For multilingual families, play is the perfect chance for parents and children to speak the minority language as an integral part of the daily routine. By tapping into everyday spontaneous play, we can encourage and improve our children’s communication skills.
7 ways to improve communication skills through play
Play is often talked about as if it were a relief from serious learning. But for children play is serious learning.Fred Rogers
Research strongly supports the benefits of learning through play, and language is no exception. Although children are not likely to announce “I am going to learn something right now”, play creates powerful, high quality opportunities across all development areas.
Through play, children learn how to:
- Make plans and follow through
- Learn from trial and error
- Use creativity, math, analytical skills
When playing together with siblings, friends, and caregivers, these opportunities are perfect for modeling rich language and improving communication skills.
1. Observe and follow your child
Follow your child’s lead and the following tips for everyday, regular play!
Have you noticed how babies are attracted to kitchen tupperware? And how kids love playing with cardboard boxes and nature finds?
Store-bought toys are not the only way to play. Observe what your child is looking at, and work with what captures their attention.
See these videos in my Instagram “Baby” story highlights of how my son at 13months and I communicate while he plays with a water container.
2. Come down to his/her eye level
Sitting versus standing next to your child can make a big difference in the connection during conversation. When you are face-to-face, you can see each other’s facial expressions and reactions more clearly. Kids can also see your mouth moving while speaking. These strategies are important for establishing rapport and improving communication skills.
3. Demonstrate active listening
Model taking turns for listening and speaking to your child. While caregivers should narrate and demonstrate speaking, patient listening without interruption is also crucial.
Use body language to show that you are engaged, such as by nodding and leaning in.
Active listening also involves repeating what your child says and offering validation. For example, if they look happy about something they created, you can say “我很高兴看到你很高兴！ (Wǒ hěn gāoxìng kàn dào nǐ hěn gāoxìng! / I’m happy to see that you’re happy!)”
4. Expand your child’s sentences
To take active listening one step further, gently expand short phrases and sentences.
For instance, your child might say: “doll bridge / 娃娃桥 (Wáwá qiáo)”/
In response, you can recast and say: “I see the doll on the bridge!

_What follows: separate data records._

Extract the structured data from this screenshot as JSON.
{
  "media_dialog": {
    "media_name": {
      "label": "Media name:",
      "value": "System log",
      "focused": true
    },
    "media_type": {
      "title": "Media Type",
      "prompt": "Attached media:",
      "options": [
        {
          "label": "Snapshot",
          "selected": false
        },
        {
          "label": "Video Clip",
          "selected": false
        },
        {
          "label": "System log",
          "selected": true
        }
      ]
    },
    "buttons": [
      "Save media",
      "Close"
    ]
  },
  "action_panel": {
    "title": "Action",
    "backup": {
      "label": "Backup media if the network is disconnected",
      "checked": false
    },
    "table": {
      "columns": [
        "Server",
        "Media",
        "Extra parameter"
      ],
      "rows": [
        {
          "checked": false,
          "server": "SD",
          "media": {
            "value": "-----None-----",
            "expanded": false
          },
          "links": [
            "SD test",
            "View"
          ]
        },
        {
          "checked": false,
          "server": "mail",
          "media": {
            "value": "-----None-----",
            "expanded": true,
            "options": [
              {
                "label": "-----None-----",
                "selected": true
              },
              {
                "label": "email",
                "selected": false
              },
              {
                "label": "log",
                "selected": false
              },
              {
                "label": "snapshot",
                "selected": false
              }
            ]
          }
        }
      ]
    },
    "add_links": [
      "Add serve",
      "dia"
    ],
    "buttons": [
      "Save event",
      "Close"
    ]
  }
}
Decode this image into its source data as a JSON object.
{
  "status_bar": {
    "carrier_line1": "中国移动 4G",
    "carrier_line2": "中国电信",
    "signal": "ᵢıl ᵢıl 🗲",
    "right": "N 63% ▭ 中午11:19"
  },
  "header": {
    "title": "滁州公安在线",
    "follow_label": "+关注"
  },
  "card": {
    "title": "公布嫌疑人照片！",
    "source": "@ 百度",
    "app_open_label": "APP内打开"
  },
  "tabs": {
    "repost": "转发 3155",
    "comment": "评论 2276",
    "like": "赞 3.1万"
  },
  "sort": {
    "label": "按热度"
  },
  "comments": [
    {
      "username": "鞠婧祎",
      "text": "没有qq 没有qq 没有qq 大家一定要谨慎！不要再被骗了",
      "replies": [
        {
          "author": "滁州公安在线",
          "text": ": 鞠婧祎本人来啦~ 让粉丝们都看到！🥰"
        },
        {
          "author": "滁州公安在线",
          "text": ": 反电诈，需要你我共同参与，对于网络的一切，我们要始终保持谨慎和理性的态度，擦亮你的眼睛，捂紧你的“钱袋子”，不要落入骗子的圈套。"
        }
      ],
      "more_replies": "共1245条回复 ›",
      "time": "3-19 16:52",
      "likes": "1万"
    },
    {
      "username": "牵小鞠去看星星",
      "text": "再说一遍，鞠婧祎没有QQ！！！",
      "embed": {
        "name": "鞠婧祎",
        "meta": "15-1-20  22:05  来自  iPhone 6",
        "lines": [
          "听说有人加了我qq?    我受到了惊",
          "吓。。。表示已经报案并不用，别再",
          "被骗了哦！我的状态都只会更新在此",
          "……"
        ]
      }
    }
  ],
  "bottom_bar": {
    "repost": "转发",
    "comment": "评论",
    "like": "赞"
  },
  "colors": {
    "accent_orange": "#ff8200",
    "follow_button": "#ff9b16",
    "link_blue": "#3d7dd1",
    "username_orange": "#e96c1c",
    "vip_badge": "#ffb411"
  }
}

The yellow doll is standing on the bridge. / 我看到桥上的娃娃! 黄色的娃娃站在桥上。(Wǒ kàn dào qiáo shàng de wáwá! Huángsè de wáwá zhàn zài qiáo shàng).”
5. Use body language to improve communication skills
Point, hold, and touch objects that you’re describing.
When children are learning how to communicate in a new language, visual and tactile input reinforce what they hear.
Just like how babies will initially not understand what commands like “come here” means, use arm motions that signal coming closer.
If you’re talking about a leaf, pick it up, and place it in your child’s hand.
When your child is jumping up and down, bounce with them and say 蹦蹦跳跳 (bèng bèngtiào tiào) with excitement!
6. Play with non-electronic toys
To quote the American Academy of Pediatrics “Electronic and digital add-ons increasingly found even in physical toys may actually hinder caregiver-child interactions.”
If you follow our Instagram stories, you can hear how much dialogue happens when my kids play! This is because we don’t have battery-operated talking toys that distract and interrupt natural communication. My kids have to create their own sound effects and dialogue. They often have their toys talk together through imaginative scenarios.
When parents and caregivers play with their children, these are golden opportunities to use role-playing as examples of clear and effective communication.
Of course, the beauty of open-ended toys includes quiet play. Silence is also important for observation and focus, too!
7. Make up songs and rhymes!
Adding melody to words can make communication extra fun!
By repeating a few words in a silly tune or singing a sentence, new vocabulary can be remembered more easily.
For example, when my kids were climbing trees at the beach, we made up the following song to the popular tune of “Row, Row, Row Your Boat”:
爬, 爬, 爬上树 爬上这棵树 慢慢的 慢慢的 慢慢的 慢慢的爬上树
Notice how often 爬 is repeated in the first line! The rhythmic “慢慢的” makes this phrase easy to remember.
What other tips do you have for improving communication skills through play?
Please feel free to share in the comments! We’d love to hear about your experiences with communicating with your children or students!